The dismantling of the MOJ’s relationship with Dui Hua was but one act in a wide-ranging assault by Wu Aiying on human rights dialogues with foreign governments and international organizations. She resisted providing responses to lists accepted from the MFA’s official dialogue partners. In 2005, China had official dialogues with nine foreign governments. In 2016, her final year as minister of justice, the number of dialogues had shrunk to three. She told the president of an international humanitarian organization that visits to Chinese prisons were out of the question.

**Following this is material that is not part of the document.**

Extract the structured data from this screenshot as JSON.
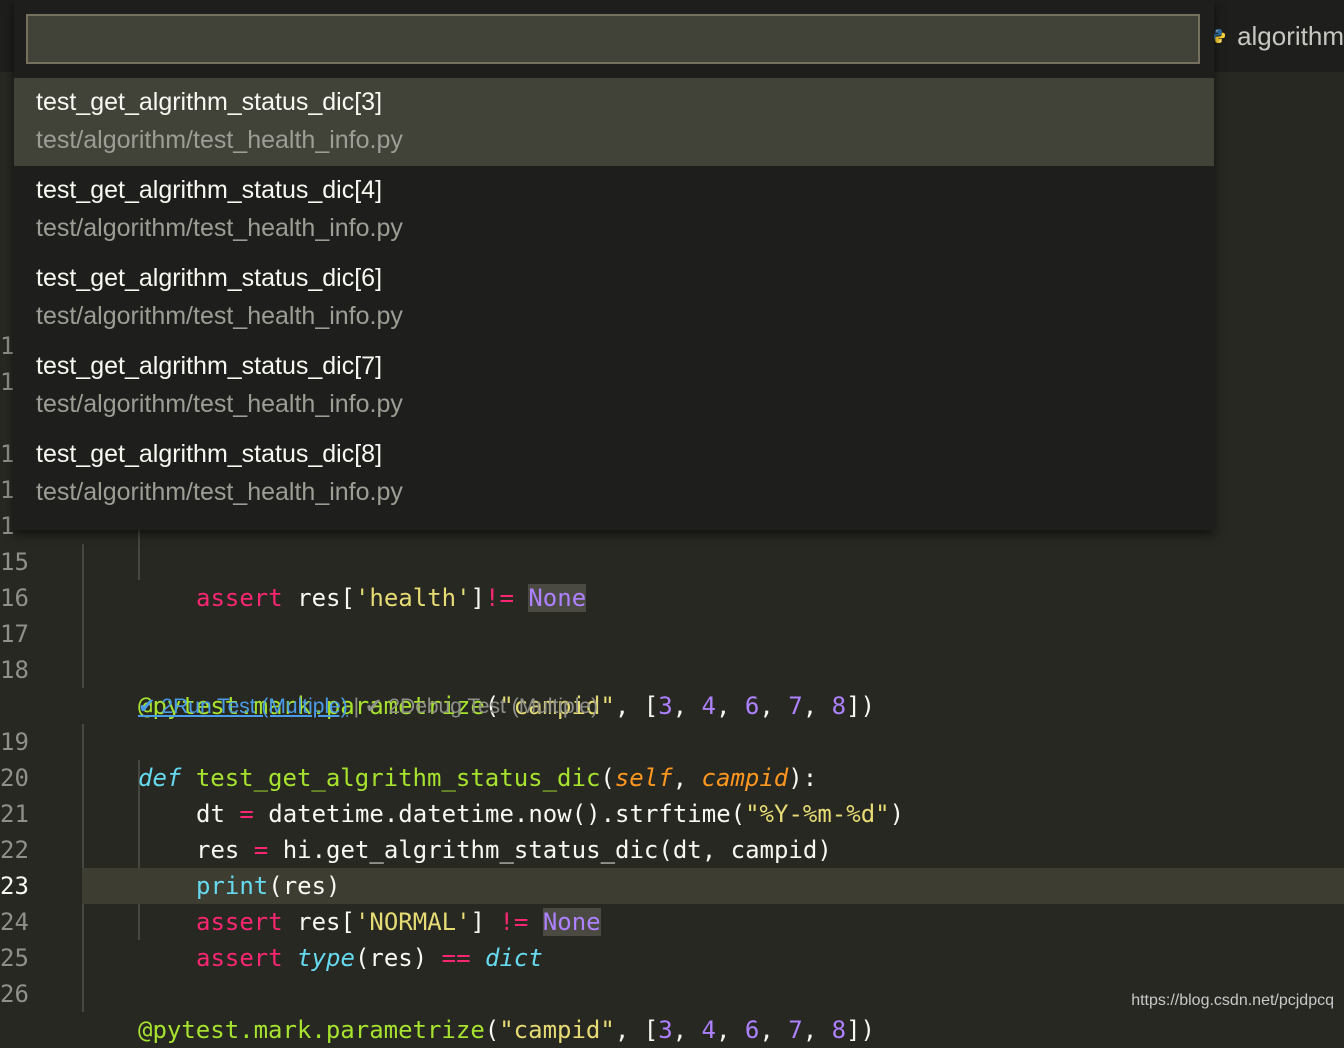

She tightened rules governing clemency, reducing the number of sentence reductions and paroles of political prisoners. The MOJ oversees and licenses China’s lawyers. Wu Aiying made sure that human rights lawyers were stripped of their licenses. She doubtless played a role in the crackdown against those lawyers that began in July 2015. She opposed granting medical parole to prominent political prisoners including Chen Guangcheng, Tenzin Delek Rinpoche, and Liu Xiaobo. The latter prisoner, who was awarded the Nobel Peace Prize in 2010, served virtually his entire prison sentence while Wu was minister. He passed away in July 2017.

The Downfall of Wu Aiying

It turns out that Wu Aiying was not only an ignorant and crude obstructionist, she was also a poor judge of people and a terrible manager. In early 2017 it emerged that the director general of the MOJ’s political department, Lu Enguang, was a conman and scam artist who had faked his entire biography – education, age, even party membership – to gain a position in the MOJ. Lu Enguang, like Wu Aiying, was a native of Shandong Province. He was promoted by Wu Aiying, to whom he gave expensive gifts and for whom he performed menial tasks. According to Chinese media reports, as many as 20 other senior MOJ officials benefited from this conman’s corrupt activities. Lu was arrested and is awaiting trial at the time of this writing.

Wu Aiying was removed as Minister of Justice in July 2017. She was expelled from the Communist Party at the 19th Party Congress in October 2017. Lawyers all over China rejoiced at hearing the news. It is expected she will face trial, and she could well wind up in one of the women’s prisons she once oversaw (during her tenure at the MOJ, the number of women in prison in China rose by more than 50 percent). If she goes to prison, she will have received her just deserts.